▶ [Exercise]:
Wherever the word "product" turns up in a line of the entries, copy that line.

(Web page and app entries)
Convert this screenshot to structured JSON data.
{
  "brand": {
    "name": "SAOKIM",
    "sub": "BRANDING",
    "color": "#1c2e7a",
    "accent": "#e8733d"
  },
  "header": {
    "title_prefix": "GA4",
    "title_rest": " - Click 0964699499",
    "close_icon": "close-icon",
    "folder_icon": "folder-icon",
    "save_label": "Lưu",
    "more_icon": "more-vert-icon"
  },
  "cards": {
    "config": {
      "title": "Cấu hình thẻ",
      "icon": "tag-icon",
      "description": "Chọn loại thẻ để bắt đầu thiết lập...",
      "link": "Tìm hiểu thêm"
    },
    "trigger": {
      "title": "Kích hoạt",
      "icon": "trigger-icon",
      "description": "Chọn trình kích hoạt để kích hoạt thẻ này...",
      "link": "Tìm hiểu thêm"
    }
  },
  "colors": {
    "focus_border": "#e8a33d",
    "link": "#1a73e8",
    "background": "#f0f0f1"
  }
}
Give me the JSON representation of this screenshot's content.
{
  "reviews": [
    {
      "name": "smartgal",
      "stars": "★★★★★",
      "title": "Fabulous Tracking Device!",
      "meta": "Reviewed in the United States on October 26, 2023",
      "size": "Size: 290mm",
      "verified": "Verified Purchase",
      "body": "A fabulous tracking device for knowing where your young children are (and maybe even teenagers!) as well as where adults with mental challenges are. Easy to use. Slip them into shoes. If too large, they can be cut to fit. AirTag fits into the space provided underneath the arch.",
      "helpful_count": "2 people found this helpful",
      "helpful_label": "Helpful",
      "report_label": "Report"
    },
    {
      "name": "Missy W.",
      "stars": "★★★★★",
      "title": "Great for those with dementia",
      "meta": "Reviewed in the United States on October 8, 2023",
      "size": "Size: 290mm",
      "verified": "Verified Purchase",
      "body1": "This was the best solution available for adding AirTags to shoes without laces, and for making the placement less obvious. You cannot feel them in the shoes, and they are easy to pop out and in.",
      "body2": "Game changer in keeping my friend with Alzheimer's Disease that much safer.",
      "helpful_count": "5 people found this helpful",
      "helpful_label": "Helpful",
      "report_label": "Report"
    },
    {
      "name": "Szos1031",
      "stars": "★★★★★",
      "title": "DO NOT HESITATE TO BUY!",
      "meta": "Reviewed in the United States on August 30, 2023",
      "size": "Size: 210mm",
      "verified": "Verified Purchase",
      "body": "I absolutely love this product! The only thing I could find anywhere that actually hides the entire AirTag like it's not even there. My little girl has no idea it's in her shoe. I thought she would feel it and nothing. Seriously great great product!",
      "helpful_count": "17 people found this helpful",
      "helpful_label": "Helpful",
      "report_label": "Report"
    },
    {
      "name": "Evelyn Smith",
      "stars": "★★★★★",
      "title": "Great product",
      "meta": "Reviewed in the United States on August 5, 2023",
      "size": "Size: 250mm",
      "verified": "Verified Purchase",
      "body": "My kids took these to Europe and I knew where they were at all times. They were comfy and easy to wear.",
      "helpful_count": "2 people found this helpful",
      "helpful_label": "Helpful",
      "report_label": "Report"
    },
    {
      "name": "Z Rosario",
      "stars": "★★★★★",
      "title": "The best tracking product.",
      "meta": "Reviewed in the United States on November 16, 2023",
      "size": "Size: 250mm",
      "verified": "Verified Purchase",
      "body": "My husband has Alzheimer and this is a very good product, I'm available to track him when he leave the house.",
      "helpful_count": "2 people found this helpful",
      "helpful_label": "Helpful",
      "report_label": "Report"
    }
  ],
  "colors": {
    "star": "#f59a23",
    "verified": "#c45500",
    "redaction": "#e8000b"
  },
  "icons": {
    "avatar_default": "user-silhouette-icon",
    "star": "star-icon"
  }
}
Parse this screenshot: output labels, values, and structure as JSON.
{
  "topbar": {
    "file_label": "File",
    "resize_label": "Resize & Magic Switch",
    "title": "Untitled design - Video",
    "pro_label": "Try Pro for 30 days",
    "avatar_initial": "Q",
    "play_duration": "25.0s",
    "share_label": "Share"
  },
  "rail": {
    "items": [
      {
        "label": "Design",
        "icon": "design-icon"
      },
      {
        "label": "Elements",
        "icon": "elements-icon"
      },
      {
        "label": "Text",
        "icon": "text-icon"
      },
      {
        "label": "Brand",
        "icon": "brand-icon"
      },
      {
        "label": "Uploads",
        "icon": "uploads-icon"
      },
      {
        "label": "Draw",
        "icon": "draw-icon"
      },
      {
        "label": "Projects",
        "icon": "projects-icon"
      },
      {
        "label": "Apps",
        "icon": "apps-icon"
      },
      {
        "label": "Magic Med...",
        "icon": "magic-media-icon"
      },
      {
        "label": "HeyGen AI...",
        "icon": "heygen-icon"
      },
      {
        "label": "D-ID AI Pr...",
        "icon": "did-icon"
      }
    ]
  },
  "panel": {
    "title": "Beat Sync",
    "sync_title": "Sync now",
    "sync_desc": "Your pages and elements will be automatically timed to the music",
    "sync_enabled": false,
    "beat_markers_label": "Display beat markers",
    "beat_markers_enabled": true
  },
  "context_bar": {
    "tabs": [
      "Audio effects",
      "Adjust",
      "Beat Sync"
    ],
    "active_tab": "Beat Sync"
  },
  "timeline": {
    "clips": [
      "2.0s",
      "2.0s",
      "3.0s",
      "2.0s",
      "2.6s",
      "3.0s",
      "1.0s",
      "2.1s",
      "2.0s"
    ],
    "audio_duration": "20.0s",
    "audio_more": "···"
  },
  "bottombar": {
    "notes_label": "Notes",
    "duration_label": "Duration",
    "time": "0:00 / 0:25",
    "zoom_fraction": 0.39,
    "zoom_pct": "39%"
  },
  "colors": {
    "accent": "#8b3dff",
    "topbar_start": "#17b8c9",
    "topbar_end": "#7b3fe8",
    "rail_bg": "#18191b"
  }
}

▶ [Result of this task]:
      "body": "I absolutely love this product! The only thing I could find anywhere that actually hides the entire AirTag like it's not even there. My little girl has no idea it's in her shoe. I thought she would feel it and nothing. Seriously great great product!",
      "title": "Great product",
      "title": "The best tracking product.",
      "body": "My husband has Alzheimer and this is a very good product, I'm available to track him when he leave the house.",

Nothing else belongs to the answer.